Before its association with elevators and beige dinner parties, jazz was all about making people dance with a sense of rebellion, similar to what rock and hip-hop later became known for. Fifteen years since their first recording, Hypnotic Brass Ensemble still prove that safe doesn’t have to be an option as they graced the intimate Jazz Café post-May Day.
One by one, the Chicagoan 8-piece flittered onto the stage without huge commotion, suited and booted, in contrast to the more casual tees-and-jeans attire of Loud Noises, who opened for them with covers of mostly 2000s classics. These included a comical take on ‘It Wasn’t Me’, in which the lead saxophonist mimicked the brassy timbre of Shaggy’s delivery.
As the rest of the night would prove, the Ensemble were effortless in their approach as a welcoming, tight family unit, wishing everyone a good old time. They kicked off their set-list with bouncy hip-hop-flavoured tunes to set the general party scene. Although the audience were only slightly shuffling to what they heard at this point, by no means were they not entertained.
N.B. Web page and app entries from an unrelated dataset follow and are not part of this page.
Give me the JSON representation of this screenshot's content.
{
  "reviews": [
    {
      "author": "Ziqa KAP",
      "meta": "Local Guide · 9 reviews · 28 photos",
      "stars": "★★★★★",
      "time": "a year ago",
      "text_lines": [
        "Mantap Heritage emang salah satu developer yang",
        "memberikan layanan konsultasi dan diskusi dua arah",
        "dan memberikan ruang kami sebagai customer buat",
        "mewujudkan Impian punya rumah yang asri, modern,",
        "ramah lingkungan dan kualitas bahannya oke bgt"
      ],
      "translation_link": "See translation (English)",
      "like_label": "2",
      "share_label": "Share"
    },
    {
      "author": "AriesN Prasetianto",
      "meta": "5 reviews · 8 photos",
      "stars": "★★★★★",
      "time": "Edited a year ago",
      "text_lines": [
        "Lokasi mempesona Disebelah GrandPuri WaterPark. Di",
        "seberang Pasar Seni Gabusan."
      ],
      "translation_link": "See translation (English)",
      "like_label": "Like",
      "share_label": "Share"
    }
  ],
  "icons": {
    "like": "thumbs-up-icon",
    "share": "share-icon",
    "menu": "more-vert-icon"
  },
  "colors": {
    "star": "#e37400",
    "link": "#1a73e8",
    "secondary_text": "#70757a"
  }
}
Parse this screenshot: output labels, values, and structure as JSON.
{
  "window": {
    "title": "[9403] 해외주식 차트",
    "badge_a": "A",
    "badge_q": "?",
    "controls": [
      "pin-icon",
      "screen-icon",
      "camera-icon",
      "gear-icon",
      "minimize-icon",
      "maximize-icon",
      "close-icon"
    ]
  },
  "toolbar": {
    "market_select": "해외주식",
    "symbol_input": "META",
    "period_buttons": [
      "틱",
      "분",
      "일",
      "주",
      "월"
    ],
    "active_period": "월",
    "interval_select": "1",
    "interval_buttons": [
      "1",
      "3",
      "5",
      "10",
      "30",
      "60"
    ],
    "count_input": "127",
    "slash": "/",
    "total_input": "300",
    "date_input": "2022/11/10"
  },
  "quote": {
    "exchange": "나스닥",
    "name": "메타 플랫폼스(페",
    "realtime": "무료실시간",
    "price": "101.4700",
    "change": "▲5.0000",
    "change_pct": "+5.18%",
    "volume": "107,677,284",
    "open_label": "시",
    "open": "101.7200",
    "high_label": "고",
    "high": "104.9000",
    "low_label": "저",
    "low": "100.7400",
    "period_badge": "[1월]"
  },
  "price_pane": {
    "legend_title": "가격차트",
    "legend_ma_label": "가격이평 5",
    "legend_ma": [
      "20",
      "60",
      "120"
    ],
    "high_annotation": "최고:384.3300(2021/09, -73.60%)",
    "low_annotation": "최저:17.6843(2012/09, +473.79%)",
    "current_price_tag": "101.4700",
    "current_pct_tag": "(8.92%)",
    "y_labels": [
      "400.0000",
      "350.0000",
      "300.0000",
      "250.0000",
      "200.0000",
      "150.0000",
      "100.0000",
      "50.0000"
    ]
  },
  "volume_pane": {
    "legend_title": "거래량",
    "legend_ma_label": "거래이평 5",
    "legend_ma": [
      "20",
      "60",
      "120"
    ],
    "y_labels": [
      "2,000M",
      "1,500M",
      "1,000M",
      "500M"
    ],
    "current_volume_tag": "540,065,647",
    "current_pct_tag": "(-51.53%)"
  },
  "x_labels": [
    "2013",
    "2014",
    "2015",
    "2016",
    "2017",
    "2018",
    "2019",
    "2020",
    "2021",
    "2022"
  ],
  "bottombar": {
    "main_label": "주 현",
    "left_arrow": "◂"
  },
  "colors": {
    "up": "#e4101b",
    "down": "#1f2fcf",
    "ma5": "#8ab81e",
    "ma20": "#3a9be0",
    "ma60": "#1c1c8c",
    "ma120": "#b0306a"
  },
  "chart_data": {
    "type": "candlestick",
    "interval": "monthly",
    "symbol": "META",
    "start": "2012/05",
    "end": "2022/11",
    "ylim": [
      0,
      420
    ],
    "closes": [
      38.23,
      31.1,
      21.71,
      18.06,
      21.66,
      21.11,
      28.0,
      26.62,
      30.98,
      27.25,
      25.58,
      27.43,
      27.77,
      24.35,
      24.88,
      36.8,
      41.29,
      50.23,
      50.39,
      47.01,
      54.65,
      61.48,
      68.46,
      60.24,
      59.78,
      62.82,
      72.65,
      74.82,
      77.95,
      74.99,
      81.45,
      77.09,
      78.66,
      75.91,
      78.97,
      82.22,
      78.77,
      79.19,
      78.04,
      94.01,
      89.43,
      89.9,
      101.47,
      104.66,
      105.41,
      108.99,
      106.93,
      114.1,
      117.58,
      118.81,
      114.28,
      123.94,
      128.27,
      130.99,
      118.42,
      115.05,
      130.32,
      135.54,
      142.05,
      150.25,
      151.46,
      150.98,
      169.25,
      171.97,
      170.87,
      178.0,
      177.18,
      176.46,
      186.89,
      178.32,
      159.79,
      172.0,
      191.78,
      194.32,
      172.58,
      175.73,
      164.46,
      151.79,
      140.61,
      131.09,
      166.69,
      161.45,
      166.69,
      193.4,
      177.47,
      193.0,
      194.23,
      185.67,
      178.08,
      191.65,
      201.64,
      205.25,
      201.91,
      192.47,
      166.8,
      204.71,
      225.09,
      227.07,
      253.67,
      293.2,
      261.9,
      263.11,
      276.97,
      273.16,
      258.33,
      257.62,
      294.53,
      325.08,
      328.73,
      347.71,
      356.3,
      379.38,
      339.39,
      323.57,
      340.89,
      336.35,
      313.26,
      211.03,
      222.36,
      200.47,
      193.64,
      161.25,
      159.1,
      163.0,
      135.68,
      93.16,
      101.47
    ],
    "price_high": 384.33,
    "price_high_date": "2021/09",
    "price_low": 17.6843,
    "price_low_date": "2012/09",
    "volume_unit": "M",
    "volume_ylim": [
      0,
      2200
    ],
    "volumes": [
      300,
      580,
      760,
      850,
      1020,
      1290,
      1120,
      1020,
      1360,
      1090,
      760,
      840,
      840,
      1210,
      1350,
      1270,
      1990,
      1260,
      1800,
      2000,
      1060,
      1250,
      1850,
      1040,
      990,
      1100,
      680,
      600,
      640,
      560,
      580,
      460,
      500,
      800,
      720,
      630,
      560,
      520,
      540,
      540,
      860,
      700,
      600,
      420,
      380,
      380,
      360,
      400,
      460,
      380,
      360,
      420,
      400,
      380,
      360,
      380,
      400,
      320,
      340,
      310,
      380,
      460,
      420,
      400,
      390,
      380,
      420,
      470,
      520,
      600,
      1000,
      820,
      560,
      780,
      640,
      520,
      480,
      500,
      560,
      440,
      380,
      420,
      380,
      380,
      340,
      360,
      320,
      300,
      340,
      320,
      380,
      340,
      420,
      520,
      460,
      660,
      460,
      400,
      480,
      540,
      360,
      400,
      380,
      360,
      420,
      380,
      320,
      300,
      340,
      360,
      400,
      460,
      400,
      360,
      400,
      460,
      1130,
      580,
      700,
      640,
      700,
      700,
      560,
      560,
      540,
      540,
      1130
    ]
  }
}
A collective sense of concentration and respect for the band could be felt across the floor as they presented an authentic slice of Black American culture.
Their fourth song ‘Are They Really Your Friends’ added some soulful depth, being introduced with an important call to support independent artists, as the group shone light on guest supporting bandmates from across the world. ‘Party Started’ delivered by far the most rapturous applause, after the band engaged the now bustling crowd, who were well and truly enjoying the fruits of their labour in playful call-and-response sequences, surrounded by flashing and swirling disco lights.
Before delving into a funky new song, which they had recently finished writing, the late great Prince (one of Hypnotic’s several prolific collaborators), James Brown and the Isley Brothers were referenced as a reminder of a long tradition the group follow. A wise Miles Davis quote (“Good music is good no matter what music it is”) was even paraphrased. Subsequently, it was hard not to be flooded with memories of another era as the remainder of the set was played, even if that era was before your time.
There was not one dull or awkward moment; each song playing an important role in the story the Ensemble wanted to tell. Whilst mostly a jazz/hip-hop amalgamation, aspects of rock ‘n’ roll, Latin and reggae could still be heard throughout the evening.
In the middle of the evening, the band said they hoped that by the end of their set the audience would crown them their favourite band. Well, for at least one night only, they could be confident their performance worked like a charm.